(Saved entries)

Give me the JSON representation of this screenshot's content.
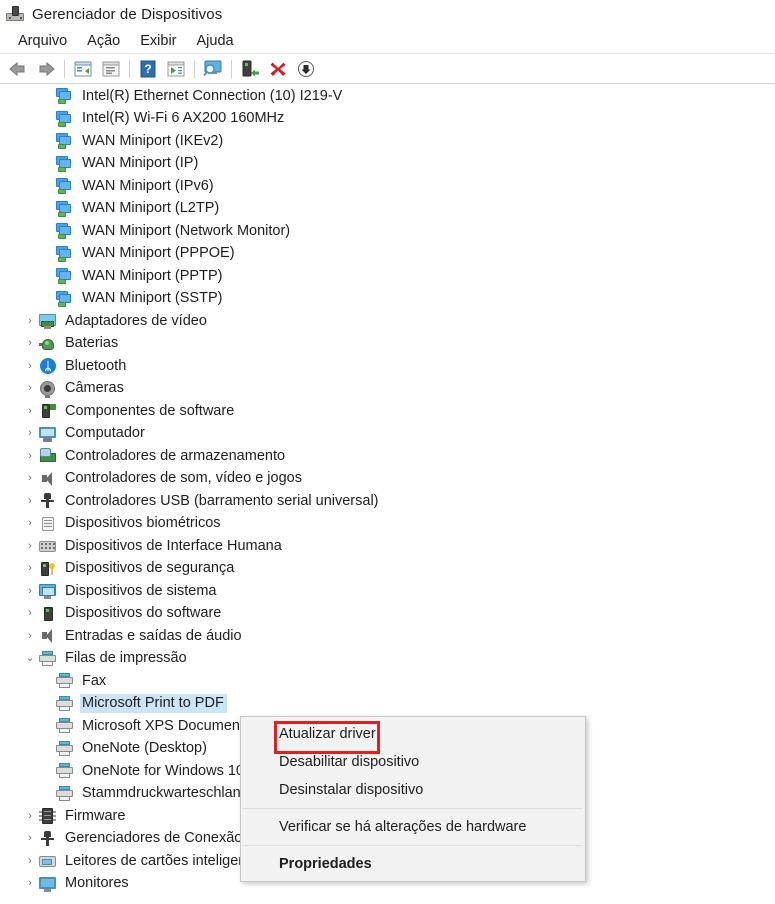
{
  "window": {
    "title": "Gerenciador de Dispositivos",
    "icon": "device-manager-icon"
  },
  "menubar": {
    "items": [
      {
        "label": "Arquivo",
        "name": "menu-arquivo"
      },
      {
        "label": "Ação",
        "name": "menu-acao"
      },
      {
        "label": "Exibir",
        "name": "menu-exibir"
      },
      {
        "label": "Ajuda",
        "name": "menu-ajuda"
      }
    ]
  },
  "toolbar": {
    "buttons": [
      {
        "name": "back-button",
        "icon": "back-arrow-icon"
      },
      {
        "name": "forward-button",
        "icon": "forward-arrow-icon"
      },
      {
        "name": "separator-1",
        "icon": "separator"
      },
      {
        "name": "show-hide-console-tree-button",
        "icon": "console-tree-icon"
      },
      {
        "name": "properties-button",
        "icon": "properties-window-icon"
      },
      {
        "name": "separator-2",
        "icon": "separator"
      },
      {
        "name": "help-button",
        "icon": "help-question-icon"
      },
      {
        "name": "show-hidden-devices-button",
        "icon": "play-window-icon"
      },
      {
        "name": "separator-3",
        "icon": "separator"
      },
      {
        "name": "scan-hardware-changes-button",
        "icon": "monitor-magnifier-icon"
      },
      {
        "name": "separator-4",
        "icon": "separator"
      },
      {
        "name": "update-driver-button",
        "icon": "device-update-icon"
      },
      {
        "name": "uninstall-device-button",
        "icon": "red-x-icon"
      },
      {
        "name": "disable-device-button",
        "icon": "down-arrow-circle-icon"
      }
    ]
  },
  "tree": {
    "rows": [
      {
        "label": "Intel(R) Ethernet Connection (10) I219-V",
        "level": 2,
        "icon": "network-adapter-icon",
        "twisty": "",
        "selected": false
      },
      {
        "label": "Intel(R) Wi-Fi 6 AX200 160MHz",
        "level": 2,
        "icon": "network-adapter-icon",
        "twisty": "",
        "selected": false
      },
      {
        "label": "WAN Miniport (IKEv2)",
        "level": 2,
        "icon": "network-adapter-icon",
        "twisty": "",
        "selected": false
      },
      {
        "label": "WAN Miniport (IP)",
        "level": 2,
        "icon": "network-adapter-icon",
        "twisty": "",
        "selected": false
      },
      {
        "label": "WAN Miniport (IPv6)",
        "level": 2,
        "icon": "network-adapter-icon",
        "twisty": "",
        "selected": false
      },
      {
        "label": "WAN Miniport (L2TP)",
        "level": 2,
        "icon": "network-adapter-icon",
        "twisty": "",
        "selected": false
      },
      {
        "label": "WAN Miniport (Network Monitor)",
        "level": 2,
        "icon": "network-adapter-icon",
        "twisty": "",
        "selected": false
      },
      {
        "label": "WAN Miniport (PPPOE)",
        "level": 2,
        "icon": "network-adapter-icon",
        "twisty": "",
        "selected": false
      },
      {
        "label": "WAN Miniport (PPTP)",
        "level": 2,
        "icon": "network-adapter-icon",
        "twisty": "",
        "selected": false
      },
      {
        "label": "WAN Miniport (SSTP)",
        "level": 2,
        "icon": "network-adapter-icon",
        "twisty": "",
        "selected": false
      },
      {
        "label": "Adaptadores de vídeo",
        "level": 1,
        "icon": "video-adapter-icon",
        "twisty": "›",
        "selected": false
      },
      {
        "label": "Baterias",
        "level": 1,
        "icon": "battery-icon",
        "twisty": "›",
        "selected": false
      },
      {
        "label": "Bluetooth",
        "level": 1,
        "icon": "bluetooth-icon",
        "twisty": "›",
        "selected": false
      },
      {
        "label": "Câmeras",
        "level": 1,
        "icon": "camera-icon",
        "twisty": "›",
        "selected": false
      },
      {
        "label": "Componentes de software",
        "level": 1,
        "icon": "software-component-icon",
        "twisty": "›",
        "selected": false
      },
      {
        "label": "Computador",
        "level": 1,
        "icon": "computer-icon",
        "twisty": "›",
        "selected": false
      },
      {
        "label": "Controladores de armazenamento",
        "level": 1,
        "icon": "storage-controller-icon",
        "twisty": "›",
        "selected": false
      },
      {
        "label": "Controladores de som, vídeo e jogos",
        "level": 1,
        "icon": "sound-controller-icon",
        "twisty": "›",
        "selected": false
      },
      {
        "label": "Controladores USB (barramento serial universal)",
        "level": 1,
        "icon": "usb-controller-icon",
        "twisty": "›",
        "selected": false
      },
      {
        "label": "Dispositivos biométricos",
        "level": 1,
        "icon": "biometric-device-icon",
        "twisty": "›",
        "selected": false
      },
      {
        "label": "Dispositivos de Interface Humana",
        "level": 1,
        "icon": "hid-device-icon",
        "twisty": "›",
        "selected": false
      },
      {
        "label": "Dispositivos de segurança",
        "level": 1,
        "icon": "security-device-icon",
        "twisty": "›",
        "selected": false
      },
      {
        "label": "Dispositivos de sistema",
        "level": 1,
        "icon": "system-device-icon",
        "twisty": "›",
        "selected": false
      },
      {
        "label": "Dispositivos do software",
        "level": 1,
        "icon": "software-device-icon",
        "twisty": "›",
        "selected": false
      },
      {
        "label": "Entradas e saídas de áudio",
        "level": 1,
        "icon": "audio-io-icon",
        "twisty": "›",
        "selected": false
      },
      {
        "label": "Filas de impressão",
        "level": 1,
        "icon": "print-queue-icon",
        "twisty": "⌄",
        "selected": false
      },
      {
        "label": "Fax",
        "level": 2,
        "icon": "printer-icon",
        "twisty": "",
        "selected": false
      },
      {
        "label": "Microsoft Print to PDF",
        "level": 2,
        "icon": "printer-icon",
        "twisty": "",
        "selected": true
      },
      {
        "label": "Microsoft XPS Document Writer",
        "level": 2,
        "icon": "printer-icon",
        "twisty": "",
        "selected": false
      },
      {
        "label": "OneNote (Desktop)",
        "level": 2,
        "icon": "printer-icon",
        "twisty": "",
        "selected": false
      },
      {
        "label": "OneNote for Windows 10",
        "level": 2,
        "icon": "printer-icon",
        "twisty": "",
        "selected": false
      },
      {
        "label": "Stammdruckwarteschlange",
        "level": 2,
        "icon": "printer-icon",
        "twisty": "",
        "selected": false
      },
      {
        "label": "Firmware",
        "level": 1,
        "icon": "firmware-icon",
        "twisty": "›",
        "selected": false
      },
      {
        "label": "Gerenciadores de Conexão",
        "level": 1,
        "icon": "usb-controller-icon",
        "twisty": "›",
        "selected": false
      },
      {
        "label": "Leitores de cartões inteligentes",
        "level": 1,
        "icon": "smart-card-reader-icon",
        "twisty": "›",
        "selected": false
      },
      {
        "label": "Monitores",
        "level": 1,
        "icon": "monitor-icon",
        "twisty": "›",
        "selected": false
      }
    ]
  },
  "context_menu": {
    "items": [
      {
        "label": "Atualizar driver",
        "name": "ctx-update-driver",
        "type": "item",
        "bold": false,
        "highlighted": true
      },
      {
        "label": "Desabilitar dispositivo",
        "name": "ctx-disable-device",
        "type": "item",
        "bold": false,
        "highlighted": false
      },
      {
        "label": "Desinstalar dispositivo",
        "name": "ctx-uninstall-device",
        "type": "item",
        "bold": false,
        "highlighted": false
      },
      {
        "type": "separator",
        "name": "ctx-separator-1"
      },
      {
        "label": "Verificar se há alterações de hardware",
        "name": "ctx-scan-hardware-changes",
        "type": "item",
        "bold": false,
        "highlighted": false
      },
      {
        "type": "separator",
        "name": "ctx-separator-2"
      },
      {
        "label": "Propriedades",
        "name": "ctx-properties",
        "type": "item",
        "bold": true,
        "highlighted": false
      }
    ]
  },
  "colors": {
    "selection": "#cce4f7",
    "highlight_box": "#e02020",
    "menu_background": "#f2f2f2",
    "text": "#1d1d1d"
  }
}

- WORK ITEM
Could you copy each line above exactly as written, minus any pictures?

- SOLUTION FOR THIS PROBLEM
Give me the JSON representation of this screenshot's content.
{
  "window": {
    "title": "Gerenciador de Dispositivos",
    "icon": "device-manager-icon"
  },
  "menubar": {
    "items": [
      {
        "label": "Arquivo",
        "name": "menu-arquivo"
      },
      {
        "label": "Ação",
        "name": "menu-acao"
      },
      {
        "label": "Exibir",
        "name": "menu-exibir"
      },
      {
        "label": "Ajuda",
        "name": "menu-ajuda"
      }
    ]
  },
  "toolbar": {
    "buttons": [
      {
        "name": "back-button",
        "icon": "back-arrow-icon"
      },
      {
        "name": "forward-button",
        "icon": "forward-arrow-icon"
      },
      {
        "name": "separator-1",
        "icon": "separator"
      },
      {
        "name": "show-hide-console-tree-button",
        "icon": "console-tree-icon"
      },
      {
        "name": "properties-button",
        "icon": "properties-window-icon"
      },
      {
        "name": "separator-2",
        "icon": "separator"
      },
      {
        "name": "help-button",
        "icon": "help-question-icon"
      },
      {
        "name": "show-hidden-devices-button",
        "icon": "play-window-icon"
      },
      {
        "name": "separator-3",
        "icon": "separator"
      },
      {
        "name": "scan-hardware-changes-button",
        "icon": "monitor-magnifier-icon"
      },
      {
        "name": "separator-4",
        "icon": "separator"
      },
      {
        "name": "update-driver-button",
        "icon": "device-update-icon"
      },
      {
        "name": "uninstall-device-button",
        "icon": "red-x-icon"
      },
      {
        "name": "disable-device-button",
        "icon": "down-arrow-circle-icon"
      }
    ]
  },
  "tree": {
    "rows": [
      {
        "label": "Intel(R) Ethernet Connection (10) I219-V",
        "level": 2,
        "icon": "network-adapter-icon",
        "twisty": "",
        "selected": false
      },
      {
        "label": "Intel(R) Wi-Fi 6 AX200 160MHz",
        "level": 2,
        "icon": "network-adapter-icon",
        "twisty": "",
        "selected": false
      },
      {
        "label": "WAN Miniport (IKEv2)",
        "level": 2,
        "icon": "network-adapter-icon",
        "twisty": "",
        "selected": false
      },
      {
        "label": "WAN Miniport (IP)",
        "level": 2,
        "icon": "network-adapter-icon",
        "twisty": "",
        "selected": false
      },
      {
        "label": "WAN Miniport (IPv6)",
        "level": 2,
        "icon": "network-adapter-icon",
        "twisty": "",
        "selected": false
      },
      {
        "label": "WAN Miniport (L2TP)",
        "level": 2,
        "icon": "network-adapter-icon",
        "twisty": "",
        "selected": false
      },
      {
        "label": "WAN Miniport (Network Monitor)",
        "level": 2,
        "icon": "network-adapter-icon",
        "twisty": "",
        "selected": false
      },
      {
        "label": "WAN Miniport (PPPOE)",
        "level": 2,
        "icon": "network-adapter-icon",
        "twisty": "",
        "selected": false
      },
      {
        "label": "WAN Miniport (PPTP)",
        "level": 2,
        "icon": "network-adapter-icon",
        "twisty": "",
        "selected": false
      },
      {
        "label": "WAN Miniport (SSTP)",
        "level": 2,
        "icon": "network-adapter-icon",
        "twisty": "",
        "selected": false
      },
      {
        "label": "Adaptadores de vídeo",
        "level": 1,
        "icon": "video-adapter-icon",
        "twisty": "›",
        "selected": false
      },
      {
        "label": "Baterias",
        "level": 1,
        "icon": "battery-icon",
        "twisty": "›",
        "selected": false
      },
      {
        "label": "Bluetooth",
        "level": 1,
        "icon": "bluetooth-icon",
        "twisty": "›",
        "selected": false
      },
      {
        "label": "Câmeras",
        "level": 1,
        "icon": "camera-icon",
        "twisty": "›",
        "selected": false
      },
      {
        "label": "Componentes de software",
        "level": 1,
        "icon": "software-component-icon",
        "twisty": "›",
        "selected": false
      },
      {
        "label": "Computador",
        "level": 1,
        "icon": "computer-icon",
        "twisty": "›",
        "selected": false
      },
      {
        "label": "Controladores de armazenamento",
        "level": 1,
        "icon": "storage-controller-icon",
        "twisty": "›",
        "selected": false
      },
      {
        "label": "Controladores de som, vídeo e jogos",
        "level": 1,
        "icon": "sound-controller-icon",
        "twisty": "›",
        "selected": false
      },
      {
        "label": "Controladores USB (barramento serial universal)",
        "level": 1,
        "icon": "usb-controller-icon",
        "twisty": "›",
        "selected": false
      },
      {
        "label": "Dispositivos biométricos",
        "level": 1,
        "icon": "biometric-device-icon",
        "twisty": "›",
        "selected": false
      },
      {
        "label": "Dispositivos de Interface Humana",
        "level": 1,
        "icon": "hid-device-icon",
        "twisty": "›",
        "selected": false
      },
      {
        "label": "Dispositivos de segurança",
        "level": 1,
        "icon": "security-device-icon",
        "twisty": "›",
        "selected": false
      },
      {
        "label": "Dispositivos de sistema",
        "level": 1,
        "icon": "system-device-icon",
        "twisty": "›",
        "selected": false
      },
      {
        "label": "Dispositivos do software",
        "level": 1,
        "icon": "software-device-icon",
        "twisty": "›",
        "selected": false
      },
      {
        "label": "Entradas e saídas de áudio",
        "level": 1,
        "icon": "audio-io-icon",
        "twisty": "›",
        "selected": false
      },
      {
        "label": "Filas de impressão",
        "level": 1,
        "icon": "print-queue-icon",
        "twisty": "⌄",
        "selected": false
      },
      {
        "label": "Fax",
        "level": 2,
        "icon": "printer-icon",
        "twisty": "",
        "selected": false
      },
      {
        "label": "Microsoft Print to PDF",
        "level": 2,
        "icon": "printer-icon",
        "twisty": "",
        "selected": true
      },
      {
        "label": "Microsoft XPS Document Writer",
        "level": 2,
        "icon": "printer-icon",
        "twisty": "",
        "selected": false
      },
      {
        "label": "OneNote (Desktop)",
        "level": 2,
        "icon": "printer-icon",
        "twisty": "",
        "selected": false
      },
      {
        "label": "OneNote for Windows 10",
        "level": 2,
        "icon": "printer-icon",
        "twisty": "",
        "selected": false
      },
      {
        "label": "Stammdruckwarteschlange",
        "level": 2,
        "icon": "printer-icon",
        "twisty": "",
        "selected": false
      },
      {
        "label": "Firmware",
        "level": 1,
        "icon": "firmware-icon",
        "twisty": "›",
        "selected": false
      },
      {
        "label": "Gerenciadores de Conexão",
        "level": 1,
        "icon": "usb-controller-icon",
        "twisty": "›",
        "selected": false
      },
      {
        "label": "Leitores de cartões inteligentes",
        "level": 1,
        "icon": "smart-card-reader-icon",
        "twisty": "›",
        "selected": false
      },
      {
        "label": "Monitores",
        "level": 1,
        "icon": "monitor-icon",
        "twisty": "›",
        "selected": false
      }
    ]
  },
  "context_menu": {
    "items": [
      {
        "label": "Atualizar driver",
        "name": "ctx-update-driver",
        "type": "item",
        "bold": false,
        "highlighted": true
      },
      {
        "label": "Desabilitar dispositivo",
        "name": "ctx-disable-device",
        "type": "item",
        "bold": false,
        "highlighted": false
      },
      {
        "label": "Desinstalar dispositivo",
        "name": "ctx-uninstall-device",
        "type": "item",
        "bold": false,
        "highlighted": false
      },
      {
        "type": "separator",
        "name": "ctx-separator-1"
      },
      {
        "label": "Verificar se há alterações de hardware",
        "name": "ctx-scan-hardware-changes",
        "type": "item",
        "bold": false,
        "highlighted": false
      },
      {
        "type": "separator",
        "name": "ctx-separator-2"
      },
      {
        "label": "Propriedades",
        "name": "ctx-properties",
        "type": "item",
        "bold": true,
        "highlighted": false
      }
    ]
  },
  "colors": {
    "selection": "#cce4f7",
    "highlight_box": "#e02020",
    "menu_background": "#f2f2f2",
    "text": "#1d1d1d"
  }
}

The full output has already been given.